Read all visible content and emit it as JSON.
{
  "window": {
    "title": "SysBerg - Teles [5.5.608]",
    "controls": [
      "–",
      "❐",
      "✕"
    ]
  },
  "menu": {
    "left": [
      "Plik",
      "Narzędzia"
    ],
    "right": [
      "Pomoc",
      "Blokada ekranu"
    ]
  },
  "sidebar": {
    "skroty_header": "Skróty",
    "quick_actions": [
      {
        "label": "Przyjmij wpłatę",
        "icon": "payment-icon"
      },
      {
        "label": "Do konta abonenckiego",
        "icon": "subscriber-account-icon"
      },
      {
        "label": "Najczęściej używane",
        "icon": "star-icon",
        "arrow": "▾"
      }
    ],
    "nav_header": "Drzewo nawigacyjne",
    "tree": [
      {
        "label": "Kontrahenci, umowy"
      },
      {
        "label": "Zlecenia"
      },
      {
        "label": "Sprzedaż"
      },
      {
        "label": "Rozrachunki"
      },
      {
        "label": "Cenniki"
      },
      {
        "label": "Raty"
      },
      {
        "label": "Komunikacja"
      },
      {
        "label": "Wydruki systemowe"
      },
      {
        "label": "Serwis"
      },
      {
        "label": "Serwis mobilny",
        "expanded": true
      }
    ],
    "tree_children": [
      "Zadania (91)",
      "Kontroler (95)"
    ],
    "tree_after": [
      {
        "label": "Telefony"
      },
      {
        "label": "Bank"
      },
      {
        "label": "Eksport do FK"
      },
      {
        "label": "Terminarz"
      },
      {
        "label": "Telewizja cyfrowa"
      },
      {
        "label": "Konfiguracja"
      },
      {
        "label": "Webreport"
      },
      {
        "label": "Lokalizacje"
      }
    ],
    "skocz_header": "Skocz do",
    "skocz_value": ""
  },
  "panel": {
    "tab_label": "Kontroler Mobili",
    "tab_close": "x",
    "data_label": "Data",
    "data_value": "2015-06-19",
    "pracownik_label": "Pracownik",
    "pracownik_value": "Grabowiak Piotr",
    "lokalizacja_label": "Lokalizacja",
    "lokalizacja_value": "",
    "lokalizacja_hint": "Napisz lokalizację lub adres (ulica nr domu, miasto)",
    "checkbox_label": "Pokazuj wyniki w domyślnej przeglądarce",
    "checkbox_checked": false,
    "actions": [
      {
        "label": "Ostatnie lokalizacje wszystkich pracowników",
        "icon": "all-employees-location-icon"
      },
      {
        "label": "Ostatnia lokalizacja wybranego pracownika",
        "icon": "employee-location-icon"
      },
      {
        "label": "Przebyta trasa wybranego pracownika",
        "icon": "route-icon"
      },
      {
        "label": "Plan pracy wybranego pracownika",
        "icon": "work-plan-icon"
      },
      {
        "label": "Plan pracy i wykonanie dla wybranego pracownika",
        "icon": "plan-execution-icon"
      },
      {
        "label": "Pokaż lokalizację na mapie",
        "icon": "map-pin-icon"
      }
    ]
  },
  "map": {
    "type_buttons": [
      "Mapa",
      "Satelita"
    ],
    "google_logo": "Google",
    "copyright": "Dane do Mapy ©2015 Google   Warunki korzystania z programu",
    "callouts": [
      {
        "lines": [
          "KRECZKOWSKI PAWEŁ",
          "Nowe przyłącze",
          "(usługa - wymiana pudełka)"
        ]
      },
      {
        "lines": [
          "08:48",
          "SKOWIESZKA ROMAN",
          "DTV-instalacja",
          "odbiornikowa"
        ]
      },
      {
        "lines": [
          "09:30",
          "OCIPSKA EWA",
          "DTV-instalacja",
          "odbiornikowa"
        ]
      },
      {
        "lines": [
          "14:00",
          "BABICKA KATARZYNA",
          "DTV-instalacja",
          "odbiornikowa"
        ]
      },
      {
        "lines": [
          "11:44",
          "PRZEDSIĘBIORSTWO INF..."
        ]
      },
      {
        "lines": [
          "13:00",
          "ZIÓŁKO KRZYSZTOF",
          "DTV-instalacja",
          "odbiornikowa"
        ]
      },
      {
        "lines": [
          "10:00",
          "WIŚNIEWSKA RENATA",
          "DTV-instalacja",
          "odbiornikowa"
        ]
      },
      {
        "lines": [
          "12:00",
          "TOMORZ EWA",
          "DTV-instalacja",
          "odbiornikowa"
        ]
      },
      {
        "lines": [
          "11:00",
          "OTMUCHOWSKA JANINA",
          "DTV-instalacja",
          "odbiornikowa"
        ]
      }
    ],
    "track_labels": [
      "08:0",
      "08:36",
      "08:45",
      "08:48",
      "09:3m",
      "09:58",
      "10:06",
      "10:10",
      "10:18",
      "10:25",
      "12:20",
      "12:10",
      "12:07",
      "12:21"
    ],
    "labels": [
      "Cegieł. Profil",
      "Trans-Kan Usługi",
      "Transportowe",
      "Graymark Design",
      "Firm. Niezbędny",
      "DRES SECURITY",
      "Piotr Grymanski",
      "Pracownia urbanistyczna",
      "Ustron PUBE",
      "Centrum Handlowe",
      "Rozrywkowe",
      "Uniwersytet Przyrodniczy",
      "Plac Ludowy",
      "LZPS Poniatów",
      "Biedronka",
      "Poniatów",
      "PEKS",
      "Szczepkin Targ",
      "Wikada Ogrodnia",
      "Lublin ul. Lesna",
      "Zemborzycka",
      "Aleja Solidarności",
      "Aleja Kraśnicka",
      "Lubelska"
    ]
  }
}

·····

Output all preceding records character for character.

Read all visible content and emit it as JSON.
{
  "window": {
    "title": "SysBerg - Teles [5.5.608]",
    "controls": [
      "–",
      "❐",
      "✕"
    ]
  },
  "menu": {
    "left": [
      "Plik",
      "Narzędzia"
    ],
    "right": [
      "Pomoc",
      "Blokada ekranu"
    ]
  },
  "sidebar": {
    "skroty_header": "Skróty",
    "quick_actions": [
      {
        "label": "Przyjmij wpłatę",
        "icon": "payment-icon"
      },
      {
        "label": "Do konta abonenckiego",
        "icon": "subscriber-account-icon"
      },
      {
        "label": "Najczęściej używane",
        "icon": "star-icon",
        "arrow": "▾"
      }
    ],
    "nav_header": "Drzewo nawigacyjne",
    "tree": [
      {
        "label": "Kontrahenci, umowy"
      },
      {
        "label": "Zlecenia"
      },
      {
        "label": "Sprzedaż"
      },
      {
        "label": "Rozrachunki"
      },
      {
        "label": "Cenniki"
      },
      {
        "label": "Raty"
      },
      {
        "label": "Komunikacja"
      },
      {
        "label": "Wydruki systemowe"
      },
      {
        "label": "Serwis"
      },
      {
        "label": "Serwis mobilny",
        "expanded": true
      }
    ],
    "tree_children": [
      "Zadania (91)",
      "Kontroler (95)"
    ],
    "tree_after": [
      {
        "label": "Telefony"
      },
      {
        "label": "Bank"
      },
      {
        "label": "Eksport do FK"
      },
      {
        "label": "Terminarz"
      },
      {
        "label": "Telewizja cyfrowa"
      },
      {
        "label": "Konfiguracja"
      },
      {
        "label": "Webreport"
      },
      {
        "label": "Lokalizacje"
      }
    ],
    "skocz_header": "Skocz do",
    "skocz_value": ""
  },
  "panel": {
    "tab_label": "Kontroler Mobili",
    "tab_close": "x",
    "data_label": "Data",
    "data_value": "2015-06-19",
    "pracownik_label": "Pracownik",
    "pracownik_value": "Grabowiak Piotr",
    "lokalizacja_label": "Lokalizacja",
    "lokalizacja_value": "",
    "lokalizacja_hint": "Napisz lokalizację lub adres (ulica nr domu, miasto)",
    "checkbox_label": "Pokazuj wyniki w domyślnej przeglądarce",
    "checkbox_checked": false,
    "actions": [
      {
        "label": "Ostatnie lokalizacje wszystkich pracowników",
        "icon": "all-employees-location-icon"
      },
      {
        "label": "Ostatnia lokalizacja wybranego pracownika",
        "icon": "employee-location-icon"
      },
      {
        "label": "Przebyta trasa wybranego pracownika",
        "icon": "route-icon"
      },
      {
        "label": "Plan pracy wybranego pracownika",
        "icon": "work-plan-icon"
      },
      {
        "label": "Plan pracy i wykonanie dla wybranego pracownika",
        "icon": "plan-execution-icon"
      },
      {
        "label": "Pokaż lokalizację na mapie",
        "icon": "map-pin-icon"
      }
    ]
  },
  "map": {
    "type_buttons": [
      "Mapa",
      "Satelita"
    ],
    "google_logo": "Google",
    "copyright": "Dane do Mapy ©2015 Google   Warunki korzystania z programu",
    "callouts": [
      {
        "lines": [
          "KRECZKOWSKI PAWEŁ",
          "Nowe przyłącze",
          "(usługa - wymiana pudełka)"
        ]
      },
      {
        "lines": [
          "08:48",
          "SKOWIESZKA ROMAN",
          "DTV-instalacja",
          "odbiornikowa"
        ]
      },
      {
        "lines": [
          "09:30",
          "OCIPSKA EWA",
          "DTV-instalacja",
          "odbiornikowa"
        ]
      },
      {
        "lines": [
          "14:00",
          "BABICKA KATARZYNA",
          "DTV-instalacja",
          "odbiornikowa"
        ]
      },
      {
        "lines": [
          "11:44",
          "PRZEDSIĘBIORSTWO INF..."
        ]
      },
      {
        "lines": [
          "13:00",
          "ZIÓŁKO KRZYSZTOF",
          "DTV-instalacja",
          "odbiornikowa"
        ]
      },
      {
        "lines": [
          "10:00",
          "WIŚNIEWSKA RENATA",
          "DTV-instalacja",
          "odbiornikowa"
        ]
      },
      {
        "lines": [
          "12:00",
          "TOMORZ EWA",
          "DTV-instalacja",
          "odbiornikowa"
        ]
      },
      {
        "lines": [
          "11:00",
          "OTMUCHOWSKA JANINA",
          "DTV-instalacja",
          "odbiornikowa"
        ]
      }
    ],
    "track_labels": [
      "08:0",
      "08:36",
      "08:45",
      "08:48",
      "09:3m",
      "09:58",
      "10:06",
      "10:10",
      "10:18",
      "10:25",
      "12:20",
      "12:10",
      "12:07",
      "12:21"
    ],
    "labels": [
      "Cegieł. Profil",
      "Trans-Kan Usługi",
      "Transportowe",
      "Graymark Design",
      "Firm. Niezbędny",
      "DRES SECURITY",
      "Piotr Grymanski",
      "Pracownia urbanistyczna",
      "Ustron PUBE",
      "Centrum Handlowe",
      "Rozrywkowe",
      "Uniwersytet Przyrodniczy",
      "Plac Ludowy",
      "LZPS Poniatów",
      "Biedronka",
      "Poniatów",
      "PEKS",
      "Szczepkin Targ",
      "Wikada Ogrodnia",
      "Lublin ul. Lesna",
      "Zemborzycka",
      "Aleja Solidarności",
      "Aleja Kraśnicka",
      "Lubelska"
    ]
  }
}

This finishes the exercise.